The SCA examined the content of the right of the public to participate in Parliamentary proceedings as provided for in sections 59 and 72 of the Constitution and stated that transparency in law-making is vital. Accurate broadcasting by Parliament is an essential tool to ensure that these constitutional rights are given effect as the public at large is not sitting in Chamber. These constitutional rights are however not absolute and public access may be justifiably limited by reasonable measures implemented by Parliament as it has the constitutional prerogative to regulate its own procedures.

A careful analysis of the grounds of justification by the SCA followed. The SCA differed greatly from the majority in the Court a quo on Parliament’s first ground of justification, which drew an analogy between a Court’s power to limit broadcasting of certain evidence or proceedings to Parliament’s decision to not broadcast incidents of grave disorder. It was argued that this replay of bad behaviour will only further encourage this kind of behaviour and Parliament should not become a reality television show. The SCA found that a Court’s power to limit access to the public is exercised in order to ensure that the constitutional right to a fair trial is guaranteed and is therefore fundamentally different to the power of Parliament, who are elected by the public to represent their views during the law-making process .The Court also dismissed the argument that the disruption provisions are necessary to protect the dignity of Parliament and stated “it is not the broadcast that may impair Parliament’s dignity but the behaviour of MP’s and parliamentary officials that do so.

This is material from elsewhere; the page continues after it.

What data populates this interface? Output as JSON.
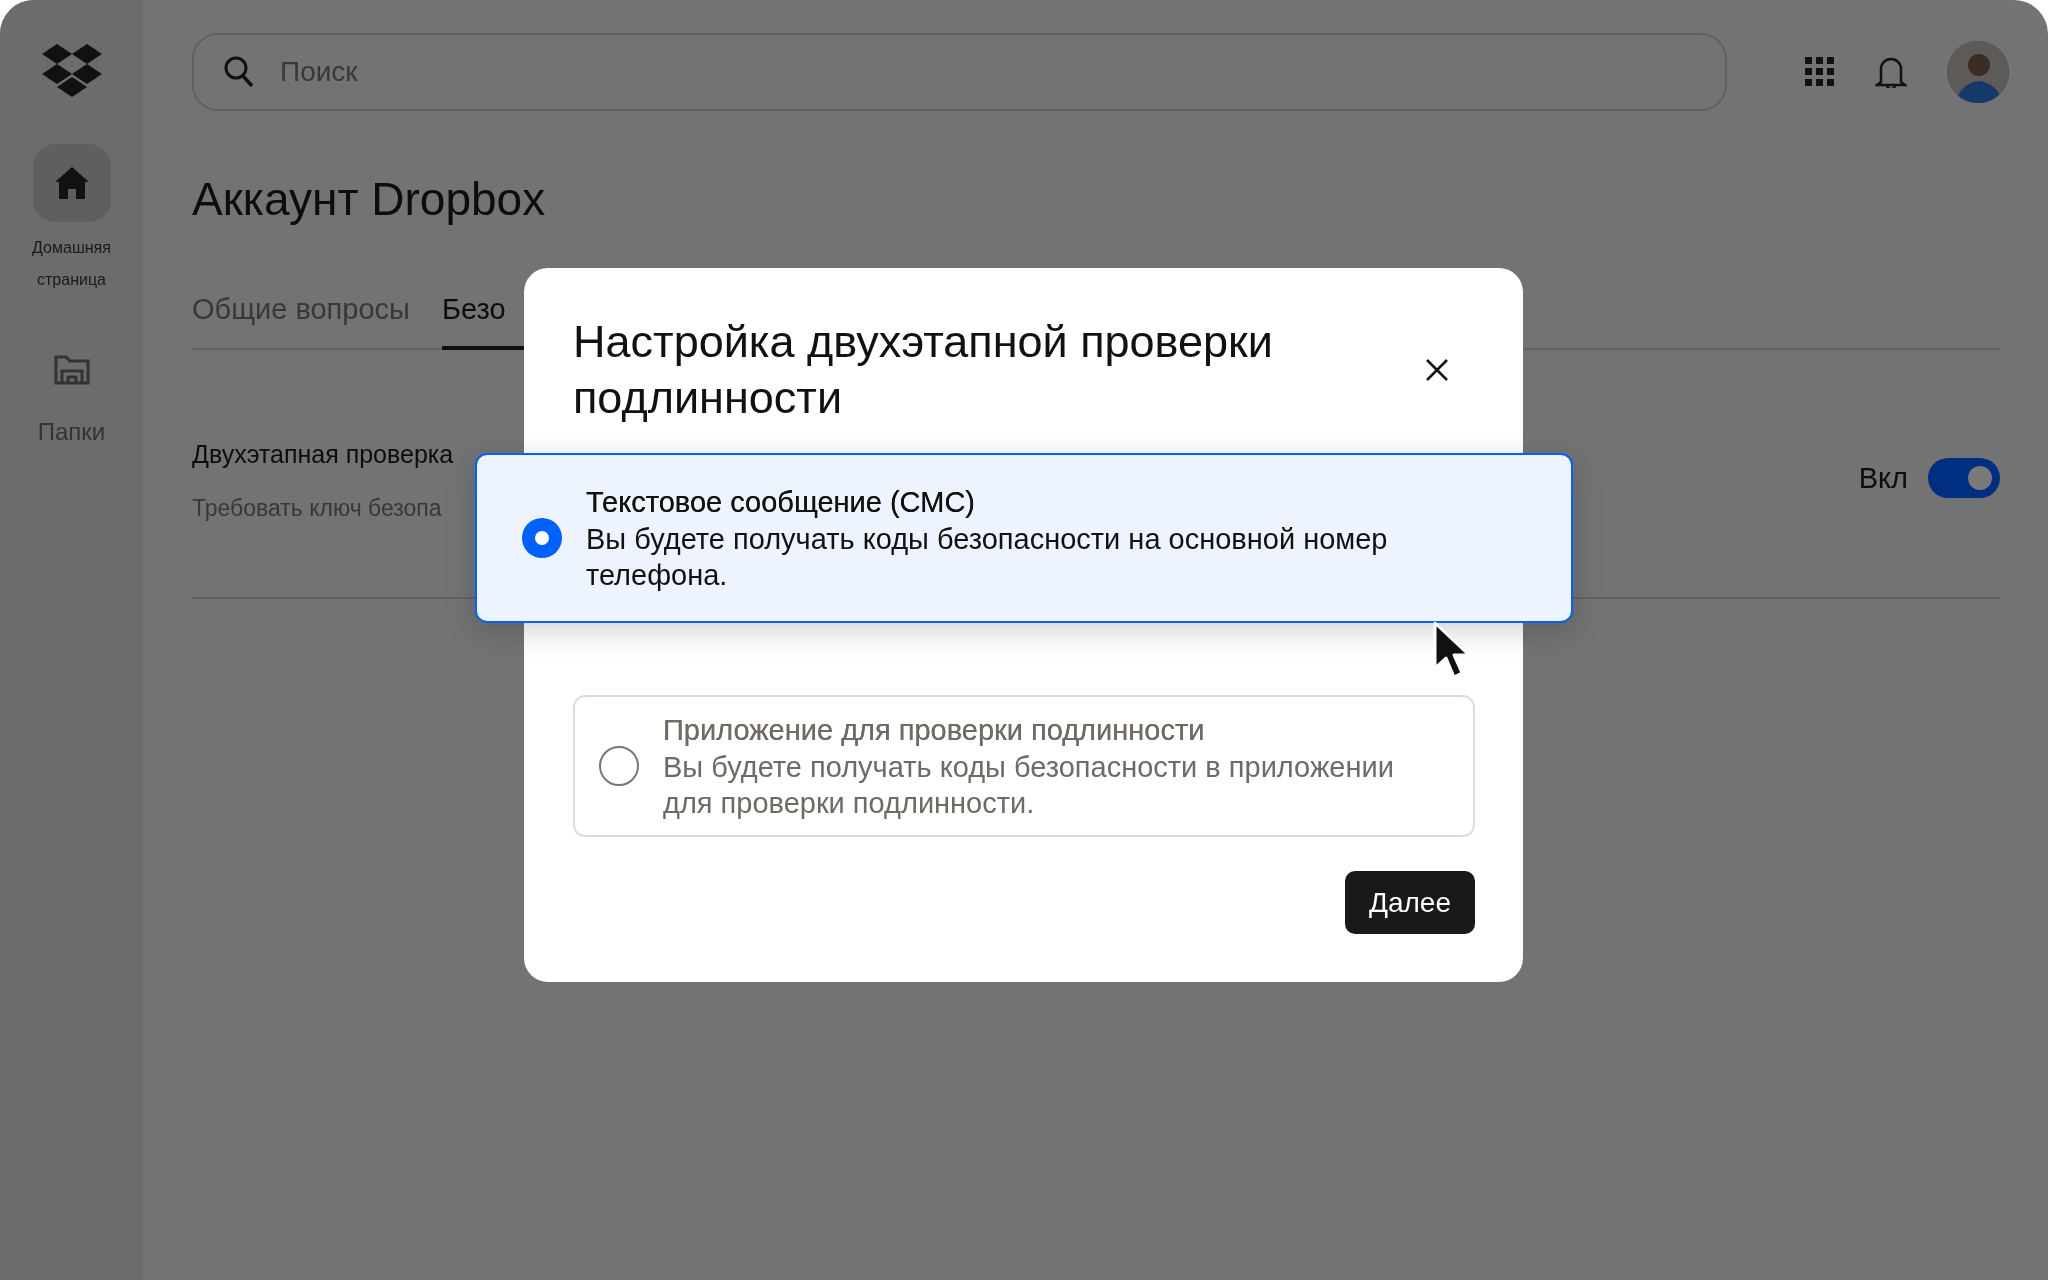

The SCA also agreed with the appellants that by broadcasting the incident the public will not only get an accurate and true reflection of the events that occurred but will also be in the position to decide for themselves whether the Speaker or Chairperson acted lawfully in the circumstances.

Parliament also argued that disorderly conduct by MP’s does not constitute legitimate business of Parliament and therefore Parliament does not need to broadcast such conduct. The Court however found broadcasting is only limited to sittings and found that the “fact that MPs or the Speaker or Chairperson may act in an unacceptable manner does not mean that the business of Parliament becomes illegitimate.” Lastly the Court found that this is not a minor limitation as maintained by Parliament since other forms of reporting will never be able to give a true reflection of the actual events and by limiting broadcasting in this manner the right to freedom of expression will have no real value.

The SCA lastly considered whether the use of the jamming device, which was allegedly a bona fide mistake, remains unlawful in terms of section 4(1) of the Powers Act as it was used without the permission of the Speaker or Chairperson of the NCOP. The SCA disagreed with the majority of the Court a quo in finding that the issue is moot and relied on Buthelezi and another v Minister of Home Affairs and others which stated that “whether or not the authorities had acted lawfully was and remains a live issue”. The Court held that as the device had the potential to interfere with the communication in Parliament, the Speaker and the Chairperson of the NCOP needed to be informed of the details of the security measures and this could not be left to the discretion of the State Security Agency.

In conclusion the SCA found the disruption provisions to be unconstitutional and unlawful and the manner in which the SONA was broadcasted was declared unconstitutional. The use of the jamming device was also declared unlawful.

This case emphasised that accurate broadcasting of a sitting in Chamber not only gives meaning to the public’s right to see and hear what their elected representatives are doing in Parliament but also encourages constitutional accountability of state officials and promotes freedom of expression. Parliament is currently considering the judgment and in light of the recent Constitutional Court judgment of EFF v The Speaker (Nkandla) on the importance of ensuring accountability of state officials it appears to be unlikely that this judgment, which indirectly ensures accountability of state officials, will be successful on appeal to the Constitutional Court.

By Christine Botha: Legal Officer, Centre for Constitutional Rights